Data excerpts
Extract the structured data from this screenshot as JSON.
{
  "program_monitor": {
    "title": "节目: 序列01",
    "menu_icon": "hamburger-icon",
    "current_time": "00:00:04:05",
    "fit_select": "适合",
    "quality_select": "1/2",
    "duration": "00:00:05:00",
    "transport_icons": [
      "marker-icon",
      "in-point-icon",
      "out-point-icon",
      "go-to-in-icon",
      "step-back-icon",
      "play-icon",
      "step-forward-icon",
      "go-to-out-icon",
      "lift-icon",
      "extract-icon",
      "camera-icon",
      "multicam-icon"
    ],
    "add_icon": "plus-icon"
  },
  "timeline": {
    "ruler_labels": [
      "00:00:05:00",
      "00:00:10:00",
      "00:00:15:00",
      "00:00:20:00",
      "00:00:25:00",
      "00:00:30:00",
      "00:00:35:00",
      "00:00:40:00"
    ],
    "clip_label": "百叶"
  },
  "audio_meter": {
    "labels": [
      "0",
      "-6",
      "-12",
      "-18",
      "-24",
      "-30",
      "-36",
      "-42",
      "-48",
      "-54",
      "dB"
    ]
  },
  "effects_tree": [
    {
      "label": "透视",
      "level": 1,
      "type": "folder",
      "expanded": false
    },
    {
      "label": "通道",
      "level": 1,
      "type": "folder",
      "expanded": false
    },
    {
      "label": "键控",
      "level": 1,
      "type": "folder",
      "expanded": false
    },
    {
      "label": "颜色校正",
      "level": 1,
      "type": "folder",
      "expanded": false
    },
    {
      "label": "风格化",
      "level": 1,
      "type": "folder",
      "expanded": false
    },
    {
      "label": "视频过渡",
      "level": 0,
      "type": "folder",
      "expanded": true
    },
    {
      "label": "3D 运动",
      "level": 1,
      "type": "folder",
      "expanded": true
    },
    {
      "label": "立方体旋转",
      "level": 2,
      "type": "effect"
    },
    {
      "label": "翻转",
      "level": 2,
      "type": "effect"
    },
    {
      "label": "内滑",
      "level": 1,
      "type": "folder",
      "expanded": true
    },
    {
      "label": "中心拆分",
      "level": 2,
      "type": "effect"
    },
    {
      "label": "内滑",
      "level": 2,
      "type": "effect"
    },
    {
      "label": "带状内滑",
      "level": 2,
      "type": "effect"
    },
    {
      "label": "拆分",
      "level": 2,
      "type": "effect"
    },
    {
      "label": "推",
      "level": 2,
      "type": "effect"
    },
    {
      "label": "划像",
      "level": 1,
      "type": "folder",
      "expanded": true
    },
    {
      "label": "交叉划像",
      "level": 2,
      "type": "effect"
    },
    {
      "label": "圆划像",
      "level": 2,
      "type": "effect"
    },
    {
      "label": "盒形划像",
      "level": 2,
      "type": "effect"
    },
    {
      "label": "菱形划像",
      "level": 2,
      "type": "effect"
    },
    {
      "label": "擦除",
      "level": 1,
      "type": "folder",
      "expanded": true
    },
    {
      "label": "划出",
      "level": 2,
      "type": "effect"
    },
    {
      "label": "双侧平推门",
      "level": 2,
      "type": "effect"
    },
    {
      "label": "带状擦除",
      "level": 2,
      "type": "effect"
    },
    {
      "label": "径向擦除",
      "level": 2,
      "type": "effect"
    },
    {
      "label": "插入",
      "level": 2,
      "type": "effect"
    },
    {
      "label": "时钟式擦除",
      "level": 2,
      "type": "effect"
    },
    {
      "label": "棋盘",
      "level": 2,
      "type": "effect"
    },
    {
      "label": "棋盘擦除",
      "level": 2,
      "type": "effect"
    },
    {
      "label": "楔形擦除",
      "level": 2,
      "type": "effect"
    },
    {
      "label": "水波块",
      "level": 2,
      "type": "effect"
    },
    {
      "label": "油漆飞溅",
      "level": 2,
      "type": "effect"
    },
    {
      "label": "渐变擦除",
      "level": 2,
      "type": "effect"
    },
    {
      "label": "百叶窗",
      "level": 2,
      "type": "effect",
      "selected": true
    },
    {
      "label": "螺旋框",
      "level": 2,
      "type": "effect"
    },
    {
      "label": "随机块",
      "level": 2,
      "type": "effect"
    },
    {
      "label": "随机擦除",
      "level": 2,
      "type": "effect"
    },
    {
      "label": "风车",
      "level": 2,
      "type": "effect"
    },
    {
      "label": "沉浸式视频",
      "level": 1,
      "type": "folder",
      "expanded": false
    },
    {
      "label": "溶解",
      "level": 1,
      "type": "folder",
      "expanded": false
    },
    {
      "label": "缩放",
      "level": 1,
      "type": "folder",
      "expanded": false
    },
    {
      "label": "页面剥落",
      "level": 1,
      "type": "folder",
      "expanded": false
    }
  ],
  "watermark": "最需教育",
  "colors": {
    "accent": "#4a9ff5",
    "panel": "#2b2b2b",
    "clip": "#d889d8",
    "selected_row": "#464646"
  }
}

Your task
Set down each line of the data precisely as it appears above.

Solution
Extract the structured data from this screenshot as JSON.
{
  "program_monitor": {
    "title": "节目: 序列01",
    "menu_icon": "hamburger-icon",
    "current_time": "00:00:04:05",
    "fit_select": "适合",
    "quality_select": "1/2",
    "duration": "00:00:05:00",
    "transport_icons": [
      "marker-icon",
      "in-point-icon",
      "out-point-icon",
      "go-to-in-icon",
      "step-back-icon",
      "play-icon",
      "step-forward-icon",
      "go-to-out-icon",
      "lift-icon",
      "extract-icon",
      "camera-icon",
      "multicam-icon"
    ],
    "add_icon": "plus-icon"
  },
  "timeline": {
    "ruler_labels": [
      "00:00:05:00",
      "00:00:10:00",
      "00:00:15:00",
      "00:00:20:00",
      "00:00:25:00",
      "00:00:30:00",
      "00:00:35:00",
      "00:00:40:00"
    ],
    "clip_label": "百叶"
  },
  "audio_meter": {
    "labels": [
      "0",
      "-6",
      "-12",
      "-18",
      "-24",
      "-30",
      "-36",
      "-42",
      "-48",
      "-54",
      "dB"
    ]
  },
  "effects_tree": [
    {
      "label": "透视",
      "level": 1,
      "type": "folder",
      "expanded": false
    },
    {
      "label": "通道",
      "level": 1,
      "type": "folder",
      "expanded": false
    },
    {
      "label": "键控",
      "level": 1,
      "type": "folder",
      "expanded": false
    },
    {
      "label": "颜色校正",
      "level": 1,
      "type": "folder",
      "expanded": false
    },
    {
      "label": "风格化",
      "level": 1,
      "type": "folder",
      "expanded": false
    },
    {
      "label": "视频过渡",
      "level": 0,
      "type": "folder",
      "expanded": true
    },
    {
      "label": "3D 运动",
      "level": 1,
      "type": "folder",
      "expanded": true
    },
    {
      "label": "立方体旋转",
      "level": 2,
      "type": "effect"
    },
    {
      "label": "翻转",
      "level": 2,
      "type": "effect"
    },
    {
      "label": "内滑",
      "level": 1,
      "type": "folder",
      "expanded": true
    },
    {
      "label": "中心拆分",
      "level": 2,
      "type": "effect"
    },
    {
      "label": "内滑",
      "level": 2,
      "type": "effect"
    },
    {
      "label": "带状内滑",
      "level": 2,
      "type": "effect"
    },
    {
      "label": "拆分",
      "level": 2,
      "type": "effect"
    },
    {
      "label": "推",
      "level": 2,
      "type": "effect"
    },
    {
      "label": "划像",
      "level": 1,
      "type": "folder",
      "expanded": true
    },
    {
      "label": "交叉划像",
      "level": 2,
      "type": "effect"
    },
    {
      "label": "圆划像",
      "level": 2,
      "type": "effect"
    },
    {
      "label": "盒形划像",
      "level": 2,
      "type": "effect"
    },
    {
      "label": "菱形划像",
      "level": 2,
      "type": "effect"
    },
    {
      "label": "擦除",
      "level": 1,
      "type": "folder",
      "expanded": true
    },
    {
      "label": "划出",
      "level": 2,
      "type": "effect"
    },
    {
      "label": "双侧平推门",
      "level": 2,
      "type": "effect"
    },
    {
      "label": "带状擦除",
      "level": 2,
      "type": "effect"
    },
    {
      "label": "径向擦除",
      "level": 2,
      "type": "effect"
    },
    {
      "label": "插入",
      "level": 2,
      "type": "effect"
    },
    {
      "label": "时钟式擦除",
      "level": 2,
      "type": "effect"
    },
    {
      "label": "棋盘",
      "level": 2,
      "type": "effect"
    },
    {
      "label": "棋盘擦除",
      "level": 2,
      "type": "effect"
    },
    {
      "label": "楔形擦除",
      "level": 2,
      "type": "effect"
    },
    {
      "label": "水波块",
      "level": 2,
      "type": "effect"
    },
    {
      "label": "油漆飞溅",
      "level": 2,
      "type": "effect"
    },
    {
      "label": "渐变擦除",
      "level": 2,
      "type": "effect"
    },
    {
      "label": "百叶窗",
      "level": 2,
      "type": "effect",
      "selected": true
    },
    {
      "label": "螺旋框",
      "level": 2,
      "type": "effect"
    },
    {
      "label": "随机块",
      "level": 2,
      "type": "effect"
    },
    {
      "label": "随机擦除",
      "level": 2,
      "type": "effect"
    },
    {
      "label": "风车",
      "level": 2,
      "type": "effect"
    },
    {
      "label": "沉浸式视频",
      "level": 1,
      "type": "folder",
      "expanded": false
    },
    {
      "label": "溶解",
      "level": 1,
      "type": "folder",
      "expanded": false
    },
    {
      "label": "缩放",
      "level": 1,
      "type": "folder",
      "expanded": false
    },
    {
      "label": "页面剥落",
      "level": 1,
      "type": "folder",
      "expanded": false
    }
  ],
  "watermark": "最需教育",
  "colors": {
    "accent": "#4a9ff5",
    "panel": "#2b2b2b",
    "clip": "#d889d8",
    "selected_row": "#464646"
  }
}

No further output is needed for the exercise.